Predator (1987); Galaga (1981)

The more I observe this kineticism, the more abstract it becomes.

Fear of the abstract terrorizes social intercourse and discourse. All words, images, sounds, colours, smells are forced to communicate with purpose and intent. But why fear the abstract? Why fight becoming a zombie in front of the tele-audio-visual screen? Why cling so pathetically to one's authorial voice and the delusion of communication? As if you're some transformed ape in a tacky movie like Stanley Kubrick's 2001 (1969), enlightened through consciousness and the realization of a higher plane of existence, gravitating to representationalism as a demonstration of your linguistic pre-occupation to understand, uncover, comprehend. Video's hyper-abstraction - from its tingling screen to its sub harmonic drone - can be as powerful an experience as any nature has to offer when one contemplates its essential qualities.

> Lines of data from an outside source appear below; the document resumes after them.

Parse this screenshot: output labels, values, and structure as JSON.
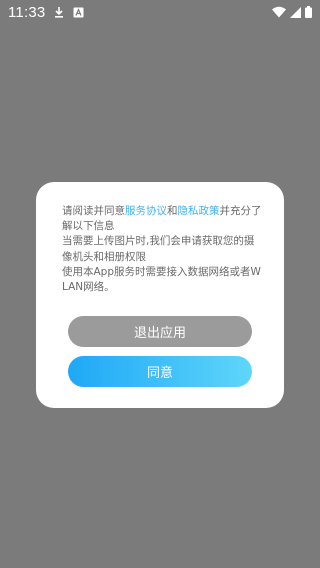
{
  "status_bar": {
    "time": "11:33",
    "icons": [
      "download-icon",
      "notification-a-icon",
      "wifi-icon",
      "signal-icon",
      "battery-icon"
    ],
    "color": "#ffffff"
  },
  "overlay_color": "#7b7b7b",
  "dialog": {
    "text_prefix": "请阅读并同意",
    "link_service": "服务协议",
    "text_and": "和",
    "link_privacy": "隐私政策",
    "text_after_links": "并充分了解以下信息",
    "line_camera": "当需要上传图片时,我们会申请获取您的摄像机头和相册权限",
    "line_network": "使用本App服务时需要接入数据网络或者WLAN网络。",
    "link_color": "#3db2f5",
    "exit_button_label": "退出应用",
    "agree_button_label": "同意",
    "exit_button_color": "#9b9b9b",
    "agree_button_gradient": [
      "#1ea8f6",
      "#5fd6fa"
    ]
  }
}
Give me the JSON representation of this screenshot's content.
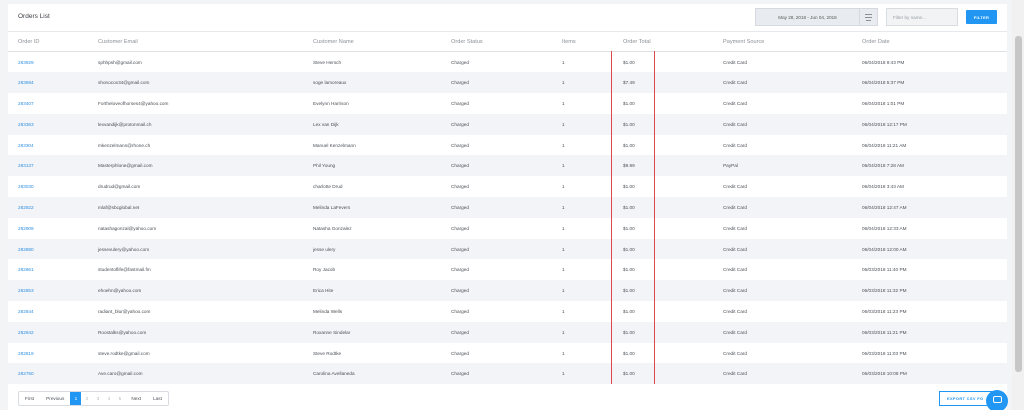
{
  "header": {
    "title": "Orders List",
    "date_range": "May 28, 2018  -  Jun 04, 2018",
    "search_placeholder": "Filter by name...",
    "filter_label": "FILTER"
  },
  "table": {
    "columns": [
      "Order ID",
      "Customer Email",
      "Customer Name",
      "Order Status",
      "Items",
      "Order Total",
      "Payment Source",
      "Order Date"
    ],
    "rows": [
      [
        "283929",
        "sphhpsh@gmail.com",
        "Steve Hersch",
        "Charged",
        "1",
        "$1.00",
        "Credit Card",
        "06/04/2018 9:43 PM"
      ],
      [
        "283694",
        "shonocox34@gmail.com",
        "soge lamoreaux",
        "Charged",
        "1",
        "$7.49",
        "Credit Card",
        "06/04/2018 5:37 PM"
      ],
      [
        "283407",
        "Fortheloveofhorses4@yahoo.com",
        "Evelynn Harrison",
        "Charged",
        "1",
        "$1.00",
        "Credit Card",
        "06/04/2018 1:01 PM"
      ],
      [
        "283363",
        "lexvandijk@protonmail.ch",
        "Lex van Dijk",
        "Charged",
        "1",
        "$1.00",
        "Credit Card",
        "06/04/2018 12:17 PM"
      ],
      [
        "283304",
        "mkenzelmann@rhone.ch",
        "Manuel Kenzelmann",
        "Charged",
        "1",
        "$1.00",
        "Credit Card",
        "06/04/2018 11:21 AM"
      ],
      [
        "283137",
        "Masterphlone@gmail.com",
        "Phil Young",
        "Charged",
        "1",
        "$9.99",
        "PayPal",
        "06/04/2018 7:28 AM"
      ],
      [
        "283030",
        "drudrud@gmail.com",
        "charlotte Drud",
        "Charged",
        "1",
        "$1.00",
        "Credit Card",
        "06/04/2018 3:43 AM"
      ],
      [
        "282922",
        "mlaf@sbcglobal.net",
        "Melinda LaFevers",
        "Charged",
        "1",
        "$1.00",
        "Credit Card",
        "06/04/2018 12:47 AM"
      ],
      [
        "282909",
        "natashagonzal@yahoo.com",
        "Natasha Gonzalez",
        "Charged",
        "1",
        "$1.00",
        "Credit Card",
        "06/04/2018 12:33 AM"
      ],
      [
        "282880",
        "jessevulery@yahoo.com",
        "jesse ulery",
        "Charged",
        "1",
        "$1.00",
        "Credit Card",
        "06/04/2018 12:00 AM"
      ],
      [
        "282861",
        "studentoflife@fastmail.fm",
        "Roy Jacob",
        "Charged",
        "1",
        "$1.00",
        "Credit Card",
        "06/03/2018 11:40 PM"
      ],
      [
        "282853",
        "ehoehn@yahoo.com",
        "Erica Hite",
        "Charged",
        "1",
        "$1.00",
        "Credit Card",
        "06/03/2018 11:32 PM"
      ],
      [
        "282844",
        "radiant_blur@yahoo.com",
        "Melinda Wells",
        "Charged",
        "1",
        "$1.00",
        "Credit Card",
        "06/03/2018 11:23 PM"
      ],
      [
        "282842",
        "Roostalks@yahoo.com",
        "Roxanne Sindelar",
        "Charged",
        "1",
        "$1.00",
        "Credit Card",
        "06/03/2018 11:21 PM"
      ],
      [
        "282819",
        "steve.rodtke@gmail.com",
        "Steve Rodtke",
        "Charged",
        "1",
        "$1.00",
        "Credit Card",
        "06/03/2018 11:03 PM"
      ],
      [
        "282750",
        "Ave.caro@gmail.com",
        "Carolina Avellaneda",
        "Charged",
        "1",
        "$1.00",
        "Credit Card",
        "06/03/2018 10:08 PM"
      ]
    ]
  },
  "pagination": {
    "first": "First",
    "previous": "Previous",
    "pages": [
      "1",
      "2",
      "3",
      "4",
      "5"
    ],
    "next": "Next",
    "last": "Last"
  },
  "export_label": "EXPORT CSV FO",
  "colors": {
    "accent": "#2196f3",
    "link": "#2f8fe0",
    "highlight_line": "#e0474c"
  },
  "icons": [
    "filter-lines-icon",
    "chat-icon"
  ]
}
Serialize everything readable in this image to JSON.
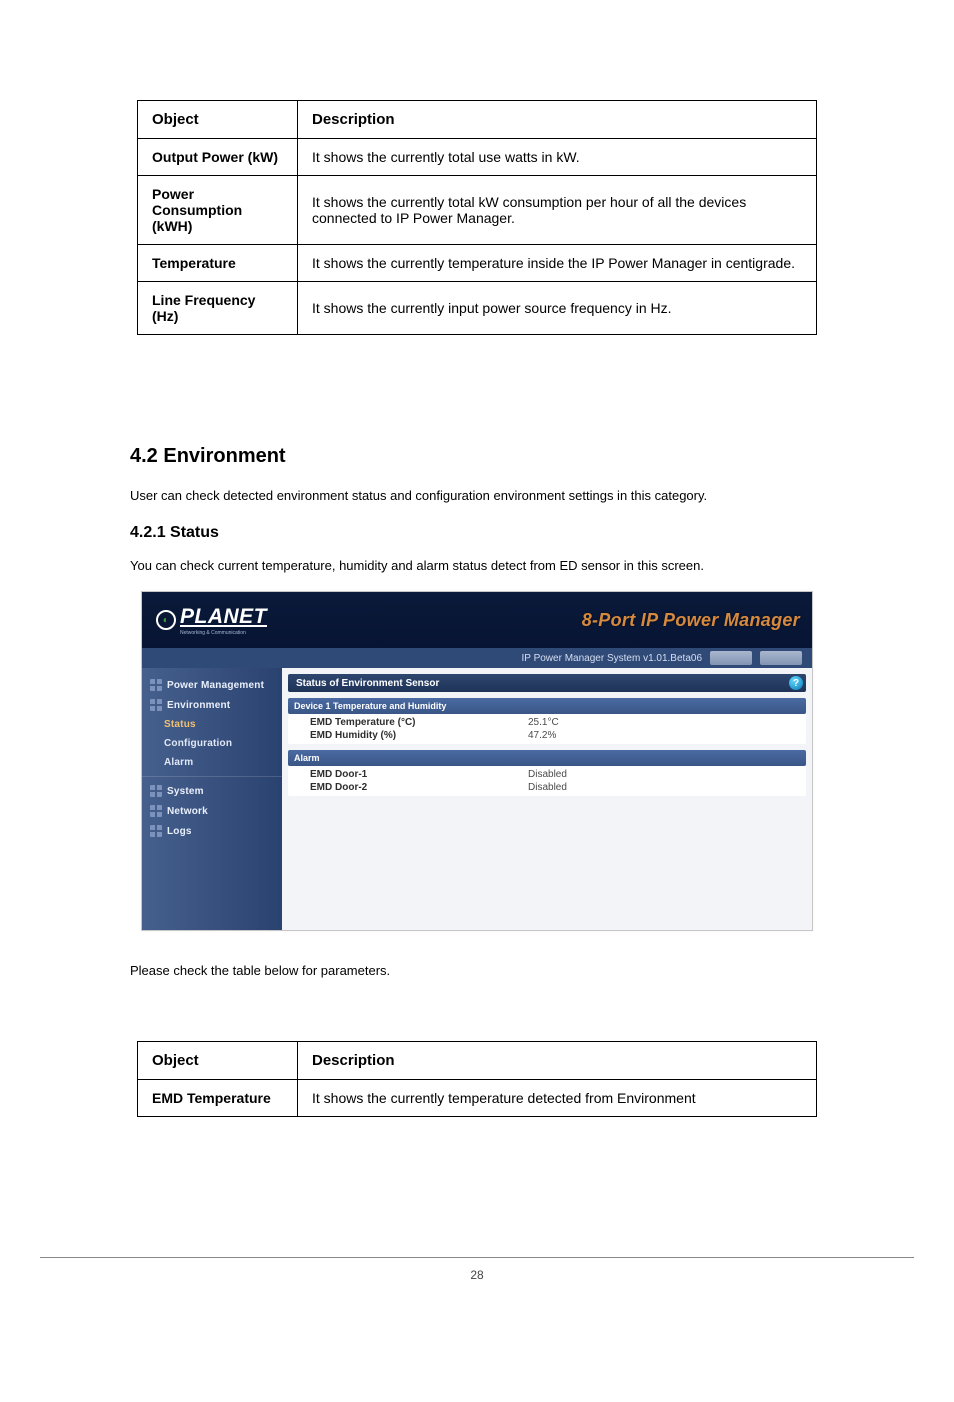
{
  "paramsTable": {
    "headers": [
      "Object",
      "Description"
    ],
    "rows": [
      {
        "label": "Output Power (kW)",
        "desc": "It shows the currently total use watts in kW."
      },
      {
        "label": "Power Consumption (kWH)",
        "desc": "It shows the currently total kW consumption per hour of all the devices connected to IP Power Manager."
      },
      {
        "label": "Temperature",
        "desc": "It shows the currently temperature inside the IP Power Manager in centigrade."
      },
      {
        "label": "Line Frequency (Hz)",
        "desc": "It shows the currently input power source frequency in Hz."
      }
    ]
  },
  "section": {
    "heading": "4.2 Environment",
    "intro": "User can check detected environment status and configuration environment settings in this category.",
    "sub_heading": "4.2.1 Status",
    "sub_intro": "You can check current temperature, humidity and alarm status detect from ED sensor in this screen."
  },
  "screenshot": {
    "brand": "PLANET",
    "brand_sub": "Networking & Communication",
    "header_title": "8-Port IP Power Manager",
    "topbar_text": "IP Power Manager System v1.01.Beta06",
    "sidebar": {
      "items": [
        {
          "label": "Power Management",
          "type": "top"
        },
        {
          "label": "Environment",
          "type": "top"
        },
        {
          "label": "Status",
          "type": "sub",
          "active": true
        },
        {
          "label": "Configuration",
          "type": "sub"
        },
        {
          "label": "Alarm",
          "type": "sub"
        },
        {
          "label": "System",
          "type": "top"
        },
        {
          "label": "Network",
          "type": "top"
        },
        {
          "label": "Logs",
          "type": "top"
        }
      ]
    },
    "content": {
      "title": "Status of Environment Sensor",
      "panels": [
        {
          "header": "Device 1 Temperature and Humidity",
          "rows": [
            {
              "key": "EMD Temperature (°C)",
              "val": "25.1°C"
            },
            {
              "key": "EMD Humidity (%)",
              "val": "47.2%"
            }
          ]
        },
        {
          "header": "Alarm",
          "rows": [
            {
              "key": "EMD Door-1",
              "val": "Disabled"
            },
            {
              "key": "EMD Door-2",
              "val": "Disabled"
            }
          ]
        }
      ]
    }
  },
  "secondParams": {
    "intro": "Please check the table below for parameters.",
    "headers": [
      "Object",
      "Description"
    ],
    "rows": [
      {
        "label": "EMD Temperature",
        "desc": "It shows the currently temperature detected from Environment"
      }
    ]
  },
  "page_number": "28"
}
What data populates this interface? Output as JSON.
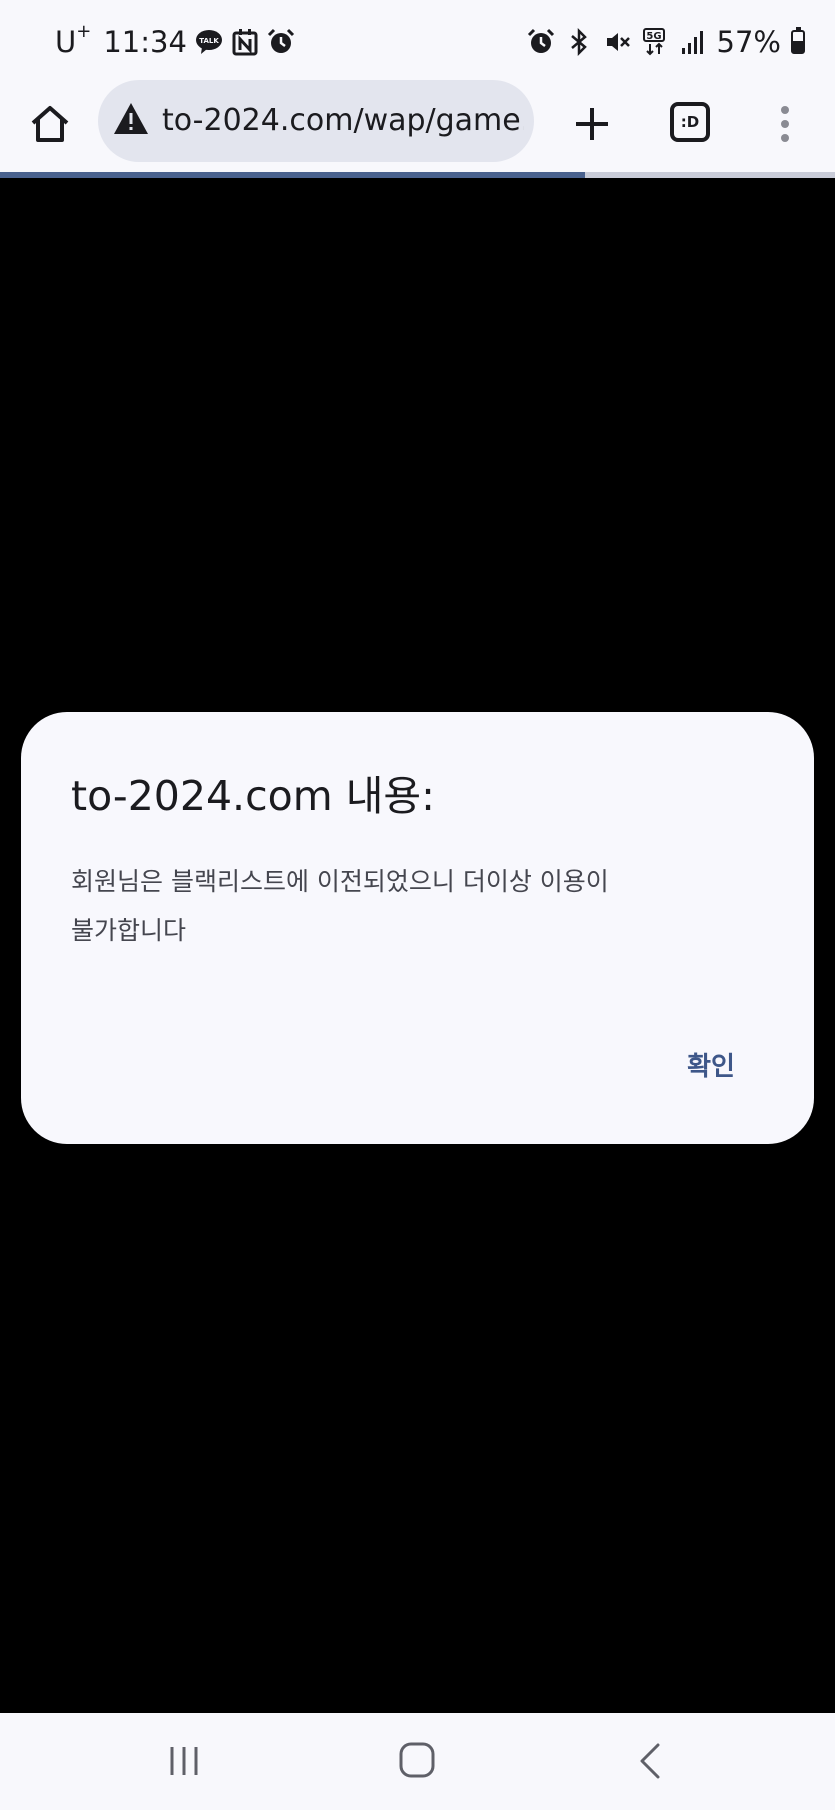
{
  "status_bar": {
    "carrier": "U",
    "carrier_sup": "+",
    "time": "11:34",
    "left_icons": [
      "kakaotalk-icon",
      "naver-calendar-icon",
      "alarm-icon"
    ],
    "right_icons": [
      "alarm-icon",
      "bluetooth-icon",
      "mute-icon",
      "5g-icon",
      "signal-icon"
    ],
    "battery_percent": "57%",
    "battery_level": 0.57
  },
  "browser": {
    "url": "to-2024.com/wap/game.",
    "tabs_label": ":D",
    "page_load_progress": 0.7,
    "colors": {
      "toolbar_bg": "#f8f8fc",
      "omnibox_bg": "#e3e5ee",
      "progress": "#4a628e"
    }
  },
  "dialog": {
    "title": "to-2024.com 내용:",
    "message_line1": "회원님은 블랙리스트에 이전되었으니 더이상 이용이",
    "message_line2": "불가합니다",
    "ok_label": "확인",
    "colors": {
      "background": "#f8f8fd",
      "accent": "#3e5789"
    }
  },
  "nav_bar": {
    "icons": [
      "recents-icon",
      "home-icon",
      "back-icon"
    ]
  }
}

The more this is ignored, the more aggressively we get the Revenge of the Lo-Res. Only square nightclubs project SGI-computer animations as if they are a sign of some technologically advanced civilization. In typical 303 and 808 style, cool clubs have PAC MAN, SPACE INVADERS and GALAGA. Even Microsoft tries to be hip by simulating large-pixel screen wipes similar to those on old Fairlight Video Synthesizers, while Bowie's HEROES (1977) phase-shifts across the sound field. Sure - it's all retro design cliche, but it is nonetheless a reaction against the anti-tele-audio-visual textures which attempt to soften our gaze and sublimate our look into a deluded world of representational effects. In the Lo-Res, there can be no pretence to anything but abstraction.

In between watching spiral patterns on TV noise as a kid, I recall being told that in the future we would be living on the moon and riding dune buggies to school. Instead I've got Microsoft asking me "Where do you want to go to today?" and delivering me crappy J-PEGS of the rings of Saturn. On my monitor they look like old skool Video Art.

The more I stare at it, the more abstract it all becomes.

Text © Philip Brophy. Images © respective copyright holders.